JERUSALEM, Israel -- Despite the pronouncements of many media pundits, Israeli-Palestinian talks are as stalemated as they’ve ever been.
The Palestinian Authority refuses to budge on its demands, e.g., no recognition of Israel as the Jewish nation-state, a return to the pre-1967 “borders,” dividing Jerusalem into two capitals, a solution for the “refugees,” -- all nonstarters for Israel.
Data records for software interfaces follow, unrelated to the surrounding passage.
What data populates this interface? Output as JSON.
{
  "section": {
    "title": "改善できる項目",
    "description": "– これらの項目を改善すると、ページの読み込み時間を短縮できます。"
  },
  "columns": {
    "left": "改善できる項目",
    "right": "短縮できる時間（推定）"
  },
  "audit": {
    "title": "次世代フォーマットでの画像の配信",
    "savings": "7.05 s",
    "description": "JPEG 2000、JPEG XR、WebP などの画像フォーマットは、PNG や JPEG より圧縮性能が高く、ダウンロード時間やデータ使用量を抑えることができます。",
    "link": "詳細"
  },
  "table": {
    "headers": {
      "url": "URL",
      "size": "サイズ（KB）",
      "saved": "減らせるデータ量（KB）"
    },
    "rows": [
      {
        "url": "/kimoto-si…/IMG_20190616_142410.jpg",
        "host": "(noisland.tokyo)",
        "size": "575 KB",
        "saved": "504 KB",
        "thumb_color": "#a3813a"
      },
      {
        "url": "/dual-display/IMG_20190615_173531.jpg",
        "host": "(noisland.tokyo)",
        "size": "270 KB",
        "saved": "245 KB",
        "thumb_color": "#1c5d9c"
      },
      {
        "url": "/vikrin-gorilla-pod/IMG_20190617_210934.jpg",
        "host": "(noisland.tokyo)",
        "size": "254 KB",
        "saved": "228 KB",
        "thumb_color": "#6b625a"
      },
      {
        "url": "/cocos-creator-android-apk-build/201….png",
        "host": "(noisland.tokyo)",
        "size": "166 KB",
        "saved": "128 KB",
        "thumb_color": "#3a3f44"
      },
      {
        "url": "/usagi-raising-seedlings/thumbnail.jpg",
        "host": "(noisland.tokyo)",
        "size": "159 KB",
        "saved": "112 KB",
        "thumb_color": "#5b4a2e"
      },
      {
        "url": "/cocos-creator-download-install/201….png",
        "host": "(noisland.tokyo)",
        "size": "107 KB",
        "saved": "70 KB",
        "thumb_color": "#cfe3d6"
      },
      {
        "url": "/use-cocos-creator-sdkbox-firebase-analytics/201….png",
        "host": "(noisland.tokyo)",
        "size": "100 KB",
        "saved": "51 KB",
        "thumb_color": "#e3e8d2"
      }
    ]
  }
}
Israel, in turn, will not bow to a construction freeze, for example, suggested by U.S. Secretary of State John Kerry in his framework proposal.
The result is that people go about their normal routines, while staying abreast of the latest developments and taking part in lively discussions on issues that very much affect their future.
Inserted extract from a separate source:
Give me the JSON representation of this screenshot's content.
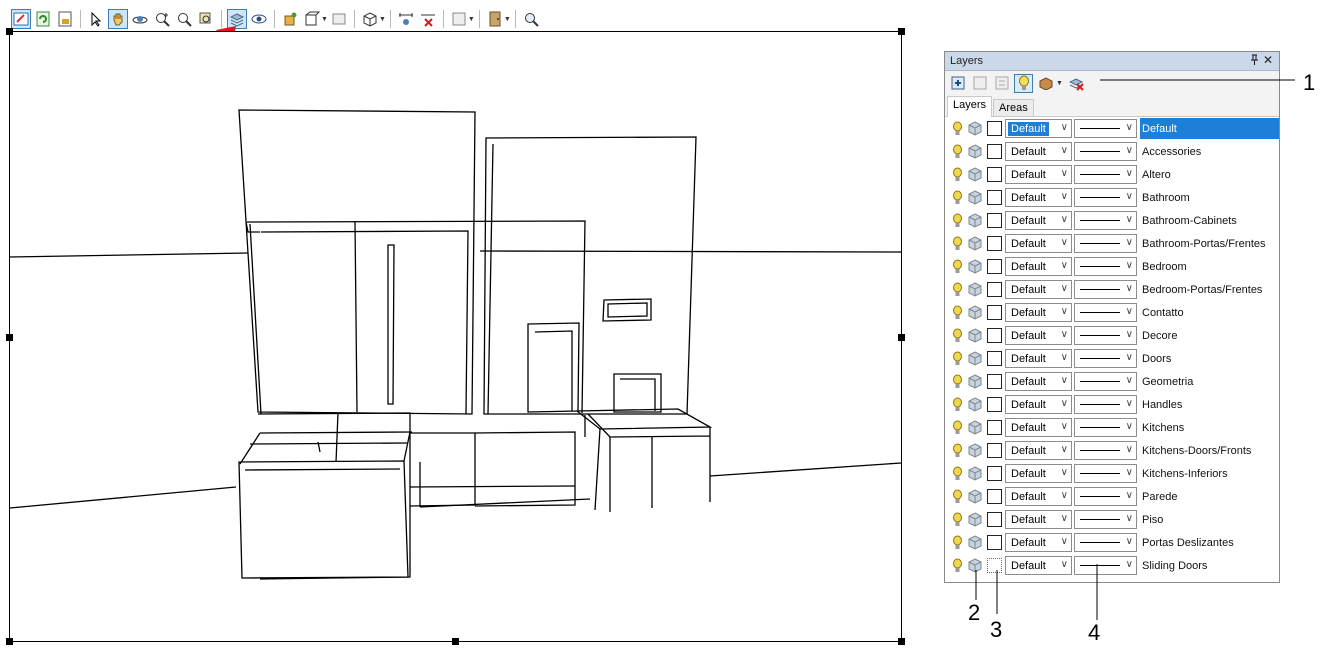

Israel is, in a word, a vibrant, modern nation-state that’s accomplished amazing success in a relatively short time, surrounded by less-than-friendly neighbors.
Most Israelis have grown accustomed to the European Union’s propensity for supporting the Palestinian Authority while criticizing Israel; for instance, labeling products manufactured or grown in cities and towns in Judea and Samaria, potentially making them less desirable or even more costly, or buying into the Boycott, Divest and Sanctions (BDS) movement against the Jewish state.
Much of it is the “same old, same old,” and Israelis simply refuse to take it to heart. Besides increasing evidence of growing anti-Semitism worldwide, Israeli children know the history of the systematic genocide of six million Jews by the Nazi reign, among them a million children.
Today’s generation of movers and shakers in business, technology, medicine, engineering, agriculture, etc., served compulsory military duty in the Israel Defense Forces before going on to undergraduate and graduate degrees.
Growing up literally defending the right to exist develops a certain fortitude and determination to succeed.
So whether the talks continue or they don’t, Israelis will keep building on the miracle that is their modern nation.